* **TASK ITEM**:
Output the data in full and exactly as presented.

(Page and application data records)
------------------------------------------------------------------------

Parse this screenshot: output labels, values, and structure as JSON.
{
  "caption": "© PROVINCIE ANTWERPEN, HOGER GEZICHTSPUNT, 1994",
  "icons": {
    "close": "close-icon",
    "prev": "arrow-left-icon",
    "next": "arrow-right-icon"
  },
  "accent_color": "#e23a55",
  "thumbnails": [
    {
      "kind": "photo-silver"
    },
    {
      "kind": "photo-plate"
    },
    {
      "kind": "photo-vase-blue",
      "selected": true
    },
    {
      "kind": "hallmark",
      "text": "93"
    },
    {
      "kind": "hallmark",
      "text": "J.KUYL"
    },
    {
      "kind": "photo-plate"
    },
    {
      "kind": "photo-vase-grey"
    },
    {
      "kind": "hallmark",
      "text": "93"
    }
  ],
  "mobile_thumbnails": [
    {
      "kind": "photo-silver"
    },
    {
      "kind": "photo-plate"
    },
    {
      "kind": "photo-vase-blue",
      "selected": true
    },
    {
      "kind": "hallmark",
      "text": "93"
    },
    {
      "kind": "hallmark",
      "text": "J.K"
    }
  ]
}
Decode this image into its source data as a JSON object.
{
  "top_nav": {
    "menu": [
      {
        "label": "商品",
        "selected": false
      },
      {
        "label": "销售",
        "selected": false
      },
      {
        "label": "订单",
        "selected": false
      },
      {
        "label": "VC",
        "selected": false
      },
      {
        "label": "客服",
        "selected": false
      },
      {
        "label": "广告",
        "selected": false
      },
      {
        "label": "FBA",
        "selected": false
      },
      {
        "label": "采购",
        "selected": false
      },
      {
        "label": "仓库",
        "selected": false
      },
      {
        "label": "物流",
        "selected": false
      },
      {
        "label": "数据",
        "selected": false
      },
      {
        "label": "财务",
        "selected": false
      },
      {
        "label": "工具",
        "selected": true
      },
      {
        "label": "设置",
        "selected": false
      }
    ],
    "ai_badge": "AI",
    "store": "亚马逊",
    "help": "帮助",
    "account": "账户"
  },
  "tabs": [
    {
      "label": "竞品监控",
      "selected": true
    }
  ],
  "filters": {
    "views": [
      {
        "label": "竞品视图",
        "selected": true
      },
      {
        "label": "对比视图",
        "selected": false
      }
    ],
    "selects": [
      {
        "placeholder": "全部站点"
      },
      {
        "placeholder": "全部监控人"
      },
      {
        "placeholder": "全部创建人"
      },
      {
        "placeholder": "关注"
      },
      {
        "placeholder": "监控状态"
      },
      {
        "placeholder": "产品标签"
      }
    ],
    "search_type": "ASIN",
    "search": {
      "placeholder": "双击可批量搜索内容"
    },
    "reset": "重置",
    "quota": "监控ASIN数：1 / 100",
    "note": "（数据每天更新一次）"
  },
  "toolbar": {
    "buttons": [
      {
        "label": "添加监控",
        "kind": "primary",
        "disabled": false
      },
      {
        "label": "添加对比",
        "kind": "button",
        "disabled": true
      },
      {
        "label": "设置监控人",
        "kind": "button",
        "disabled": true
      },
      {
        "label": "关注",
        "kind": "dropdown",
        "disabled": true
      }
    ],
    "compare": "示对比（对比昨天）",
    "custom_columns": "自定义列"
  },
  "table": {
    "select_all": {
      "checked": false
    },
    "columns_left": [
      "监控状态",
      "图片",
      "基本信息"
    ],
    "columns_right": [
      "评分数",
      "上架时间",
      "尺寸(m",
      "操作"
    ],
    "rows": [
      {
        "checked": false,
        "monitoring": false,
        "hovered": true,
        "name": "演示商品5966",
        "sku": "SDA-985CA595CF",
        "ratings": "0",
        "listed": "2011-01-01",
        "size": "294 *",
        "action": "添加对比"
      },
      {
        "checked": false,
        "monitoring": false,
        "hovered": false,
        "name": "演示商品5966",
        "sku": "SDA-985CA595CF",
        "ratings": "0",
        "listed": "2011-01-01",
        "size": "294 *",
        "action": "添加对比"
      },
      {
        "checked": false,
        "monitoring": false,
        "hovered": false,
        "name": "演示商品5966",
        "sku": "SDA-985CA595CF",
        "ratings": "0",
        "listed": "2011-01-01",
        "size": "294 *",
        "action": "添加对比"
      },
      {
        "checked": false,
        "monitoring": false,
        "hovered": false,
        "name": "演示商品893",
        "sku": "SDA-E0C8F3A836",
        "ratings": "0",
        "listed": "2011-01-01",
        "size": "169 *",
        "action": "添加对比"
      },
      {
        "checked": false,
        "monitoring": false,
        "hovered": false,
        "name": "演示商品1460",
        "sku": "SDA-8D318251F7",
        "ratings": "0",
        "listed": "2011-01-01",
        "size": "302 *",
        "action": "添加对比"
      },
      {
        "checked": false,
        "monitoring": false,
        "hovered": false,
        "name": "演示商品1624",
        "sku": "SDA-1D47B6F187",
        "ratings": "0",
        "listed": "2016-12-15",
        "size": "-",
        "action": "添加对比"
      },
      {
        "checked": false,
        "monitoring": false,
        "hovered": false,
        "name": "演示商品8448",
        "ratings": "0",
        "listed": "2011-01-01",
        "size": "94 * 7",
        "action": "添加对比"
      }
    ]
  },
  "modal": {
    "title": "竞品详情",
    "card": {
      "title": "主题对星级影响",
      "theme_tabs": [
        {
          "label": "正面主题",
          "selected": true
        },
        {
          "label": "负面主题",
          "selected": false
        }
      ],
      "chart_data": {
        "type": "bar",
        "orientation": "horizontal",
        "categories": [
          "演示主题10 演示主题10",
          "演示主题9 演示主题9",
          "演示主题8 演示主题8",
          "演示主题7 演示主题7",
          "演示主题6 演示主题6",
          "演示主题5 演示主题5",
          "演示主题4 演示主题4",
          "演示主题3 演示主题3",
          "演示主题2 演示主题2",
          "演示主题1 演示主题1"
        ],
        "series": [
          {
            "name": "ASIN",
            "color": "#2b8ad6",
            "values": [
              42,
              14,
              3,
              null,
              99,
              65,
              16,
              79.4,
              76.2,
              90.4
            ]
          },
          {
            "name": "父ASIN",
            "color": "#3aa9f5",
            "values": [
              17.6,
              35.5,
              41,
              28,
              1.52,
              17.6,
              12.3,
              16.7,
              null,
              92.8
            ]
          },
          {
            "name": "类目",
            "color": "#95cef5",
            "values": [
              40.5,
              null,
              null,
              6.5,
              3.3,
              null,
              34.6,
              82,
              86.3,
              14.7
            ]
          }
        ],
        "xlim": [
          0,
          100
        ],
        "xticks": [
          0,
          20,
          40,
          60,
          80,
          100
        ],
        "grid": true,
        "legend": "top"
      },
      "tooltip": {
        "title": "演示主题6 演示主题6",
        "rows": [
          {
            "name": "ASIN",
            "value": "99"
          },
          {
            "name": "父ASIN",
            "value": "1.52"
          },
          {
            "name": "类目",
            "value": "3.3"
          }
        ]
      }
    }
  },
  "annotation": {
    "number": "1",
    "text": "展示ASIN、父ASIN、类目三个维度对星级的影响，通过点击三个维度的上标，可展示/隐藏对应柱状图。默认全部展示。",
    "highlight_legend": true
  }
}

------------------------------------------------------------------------

* **ANSWER BOX**:
Parse this screenshot: output labels, values, and structure as JSON.
{
  "caption": "© PROVINCIE ANTWERPEN, HOGER GEZICHTSPUNT, 1994",
  "icons": {
    "close": "close-icon",
    "prev": "arrow-left-icon",
    "next": "arrow-right-icon"
  },
  "accent_color": "#e23a55",
  "thumbnails": [
    {
      "kind": "photo-silver"
    },
    {
      "kind": "photo-plate"
    },
    {
      "kind": "photo-vase-blue",
      "selected": true
    },
    {
      "kind": "hallmark",
      "text": "93"
    },
    {
      "kind": "hallmark",
      "text": "J.KUYL"
    },
    {
      "kind": "photo-plate"
    },
    {
      "kind": "photo-vase-grey"
    },
    {
      "kind": "hallmark",
      "text": "93"
    }
  ],
  "mobile_thumbnails": [
    {
      "kind": "photo-silver"
    },
    {
      "kind": "photo-plate"
    },
    {
      "kind": "photo-vase-blue",
      "selected": true
    },
    {
      "kind": "hallmark",
      "text": "93"
    },
    {
      "kind": "hallmark",
      "text": "J.K"
    }
  ]
}
Decode this image into its source data as a JSON object.
{
  "top_nav": {
    "menu": [
      {
        "label": "商品",
        "selected": false
      },
      {
        "label": "销售",
        "selected": false
      },
      {
        "label": "订单",
        "selected": false
      },
      {
        "label": "VC",
        "selected": false
      },
      {
        "label": "客服",
        "selected": false
      },
      {
        "label": "广告",
        "selected": false
      },
      {
        "label": "FBA",
        "selected": false
      },
      {
        "label": "采购",
        "selected": false
      },
      {
        "label": "仓库",
        "selected": false
      },
      {
        "label": "物流",
        "selected": false
      },
      {
        "label": "数据",
        "selected": false
      },
      {
        "label": "财务",
        "selected": false
      },
      {
        "label": "工具",
        "selected": true
      },
      {
        "label": "设置",
        "selected": false
      }
    ],
    "ai_badge": "AI",
    "store": "亚马逊",
    "help": "帮助",
    "account": "账户"
  },
  "tabs": [
    {
      "label": "竞品监控",
      "selected": true
    }
  ],
  "filters": {
    "views": [
      {
        "label": "竞品视图",
        "selected": true
      },
      {
        "label": "对比视图",
        "selected": false
      }
    ],
    "selects": [
      {
        "placeholder": "全部站点"
      },
      {
        "placeholder": "全部监控人"
      },
      {
        "placeholder": "全部创建人"
      },
      {
        "placeholder": "关注"
      },
      {
        "placeholder": "监控状态"
      },
      {
        "placeholder": "产品标签"
      }
    ],
    "search_type": "ASIN",
    "search": {
      "placeholder": "双击可批量搜索内容"
    },
    "reset": "重置",
    "quota": "监控ASIN数：1 / 100",
    "note": "（数据每天更新一次）"
  },
  "toolbar": {
    "buttons": [
      {
        "label": "添加监控",
        "kind": "primary",
        "disabled": false
      },
      {
        "label": "添加对比",
        "kind": "button",
        "disabled": true
      },
      {
        "label": "设置监控人",
        "kind": "button",
        "disabled": true
      },
      {
        "label": "关注",
        "kind": "dropdown",
        "disabled": true
      }
    ],
    "compare": "示对比（对比昨天）",
    "custom_columns": "自定义列"
  },
  "table": {
    "select_all": {
      "checked": false
    },
    "columns_left": [
      "监控状态",
      "图片",
      "基本信息"
    ],
    "columns_right": [
      "评分数",
      "上架时间",
      "尺寸(m",
      "操作"
    ],
    "rows": [
      {
        "checked": false,
        "monitoring": false,
        "hovered": true,
        "name": "演示商品5966",
        "sku": "SDA-985CA595CF",
        "ratings": "0",
        "listed": "2011-01-01",
        "size": "294 *",
        "action": "添加对比"
      },
      {
        "checked": false,
        "monitoring": false,
        "hovered": false,
        "name": "演示商品5966",
        "sku": "SDA-985CA595CF",
        "ratings": "0",
        "listed": "2011-01-01",
        "size": "294 *",
        "action": "添加对比"
      },
      {
        "checked": false,
        "monitoring": false,
        "hovered": false,
        "name": "演示商品5966",
        "sku": "SDA-985CA595CF",
        "ratings": "0",
        "listed": "2011-01-01",
        "size": "294 *",
        "action": "添加对比"
      },
      {
        "checked": false,
        "monitoring": false,
        "hovered": false,
        "name": "演示商品893",
        "sku": "SDA-E0C8F3A836",
        "ratings": "0",
        "listed": "2011-01-01",
        "size": "169 *",
        "action": "添加对比"
      },
      {
        "checked": false,
        "monitoring": false,
        "hovered": false,
        "name": "演示商品1460",
        "sku": "SDA-8D318251F7",
        "ratings": "0",
        "listed": "2011-01-01",
        "size": "302 *",
        "action": "添加对比"
      },
      {
        "checked": false,
        "monitoring": false,
        "hovered": false,
        "name": "演示商品1624",
        "sku": "SDA-1D47B6F187",
        "ratings": "0",
        "listed": "2016-12-15",
        "size": "-",
        "action": "添加对比"
      },
      {
        "checked": false,
        "monitoring": false,
        "hovered": false,
        "name": "演示商品8448",
        "ratings": "0",
        "listed": "2011-01-01",
        "size": "94 * 7",
        "action": "添加对比"
      }
    ]
  },
  "modal": {
    "title": "竞品详情",
    "card": {
      "title": "主题对星级影响",
      "theme_tabs": [
        {
          "label": "正面主题",
          "selected": true
        },
        {
          "label": "负面主题",
          "selected": false
        }
      ],
      "chart_data": {
        "type": "bar",
        "orientation": "horizontal",
        "categories": [
          "演示主题10 演示主题10",
          "演示主题9 演示主题9",
          "演示主题8 演示主题8",
          "演示主题7 演示主题7",
          "演示主题6 演示主题6",
          "演示主题5 演示主题5",
          "演示主题4 演示主题4",
          "演示主题3 演示主题3",
          "演示主题2 演示主题2",
          "演示主题1 演示主题1"
        ],
        "series": [
          {
            "name": "ASIN",
            "color": "#2b8ad6",
            "values": [
              42,
              14,
              3,
              null,
              99,
              65,
              16,
              79.4,
              76.2,
              90.4
            ]
          },
          {
            "name": "父ASIN",
            "color": "#3aa9f5",
            "values": [
              17.6,
              35.5,
              41,
              28,
              1.52,
              17.6,
              12.3,
              16.7,
              null,
              92.8
            ]
          },
          {
            "name": "类目",
            "color": "#95cef5",
            "values": [
              40.5,
              null,
              null,
              6.5,
              3.3,
              null,
              34.6,
              82,
              86.3,
              14.7
            ]
          }
        ],
        "xlim": [
          0,
          100
        ],
        "xticks": [
          0,
          20,
          40,
          60,
          80,
          100
        ],
        "grid": true,
        "legend": "top"
      },
      "tooltip": {
        "title": "演示主题6 演示主题6",
        "rows": [
          {
            "name": "ASIN",
            "value": "99"
          },
          {
            "name": "父ASIN",
            "value": "1.52"
          },
          {
            "name": "类目",
            "value": "3.3"
          }
        ]
      }
    }
  },
  "annotation": {
    "number": "1",
    "text": "展示ASIN、父ASIN、类目三个维度对星级的影响，通过点击三个维度的上标，可展示/隐藏对应柱状图。默认全部展示。",
    "highlight_legend": true
  }
}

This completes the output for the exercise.